“It is important but I asked the guys: is it hard to play with that type of effort? When you play with that type of energy and effort and swagger, it’s fun,” Hoiberg said. “When you play low energy and hang your head, it’s a drag. It’s hard to play at this level with that mentality.”

Starting change: Justin Holiday returned after his quick leave with his wife delivering a baby girl recently and his game-high 27 points showed he missed the Bulls as much as they missed his shooting, hitting four triples and going 10 for 15 from the field.

“Guys were serious about getting their jobs done,” Holiday said. “It was a lot of energy, a lot of energy, competitiveness. That’s how we have to play every night for our team to do well.”

Denzel Valentine, although he didn’t want to say it, wants to be a starter. Hoiberg chose Quincy Pondexter over him recently and then made the change Friday to insert Valentine for more scoring.

Valentine scored 18 with six assists and five rebounds in 32 minutes of run—and with those two starting as scoring options, the Bulls surpassed that seven-point first-quarter mark really early and scored 26 overall.

He hit a big triple in the fourth with 2:49 left to give the Bulls a 110-109 lead on a set play the Bulls actually executed between Valentine, Dunn as a setup man and Robin Lopez as a screen to pop Valentine open.

If he continues to hit 3-pointers at a 40 percent clip, especially with the way the Bulls have struggled to start games, he’ll have the right to feel he belongs in the first five.

“It’s definitely more confidence,” Valentine said. “You feel you’re an NBA starter, you get to go in and feel it out for a second and bring some energy to start the game.”

He didn’t mince words about starting, with a little honesty saying, “I think it’s huge being a starter.”

When asked if he felt validated by his performance and the result being a high-scoring win, it was just as telling.

“I think I deserve…I think I deserved a starting role,” Valentine said. “At the same time it’s different combinations, different people that need to be on the floor at certain times, so if he feels like I don’t need to start, I won’t start.

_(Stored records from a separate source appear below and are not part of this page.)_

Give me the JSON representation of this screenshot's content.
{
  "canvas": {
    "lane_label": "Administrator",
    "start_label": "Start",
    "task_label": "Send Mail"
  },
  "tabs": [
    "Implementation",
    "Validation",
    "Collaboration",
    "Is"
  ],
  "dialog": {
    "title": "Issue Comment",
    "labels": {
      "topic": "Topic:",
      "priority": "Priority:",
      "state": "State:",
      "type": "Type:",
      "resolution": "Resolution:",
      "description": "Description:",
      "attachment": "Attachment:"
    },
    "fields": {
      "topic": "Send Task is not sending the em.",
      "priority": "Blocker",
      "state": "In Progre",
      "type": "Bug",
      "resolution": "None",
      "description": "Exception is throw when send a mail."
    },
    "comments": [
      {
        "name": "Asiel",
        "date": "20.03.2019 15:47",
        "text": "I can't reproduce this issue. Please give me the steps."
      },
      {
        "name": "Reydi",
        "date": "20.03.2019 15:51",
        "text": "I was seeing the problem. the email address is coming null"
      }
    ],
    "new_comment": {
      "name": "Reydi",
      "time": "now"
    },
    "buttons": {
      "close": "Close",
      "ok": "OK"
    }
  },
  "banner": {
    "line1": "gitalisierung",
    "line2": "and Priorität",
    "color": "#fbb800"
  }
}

But I feel very comfortable starting as well.”

Hack-a-Dwight: It could be Hack-a-Dwight, hack-a-Drummond, hack-a-Wilt or Shaq or Charles Shackleford.

The Bulls went to it and Howard went two of four from the line but it took a little rhythm from the Hornets and probably slowed Kemba Walker down just enough before he got cooking in the last 90 seconds and almost pulled a win out of his keister.

But…

I hate it. Get it out of the game completely.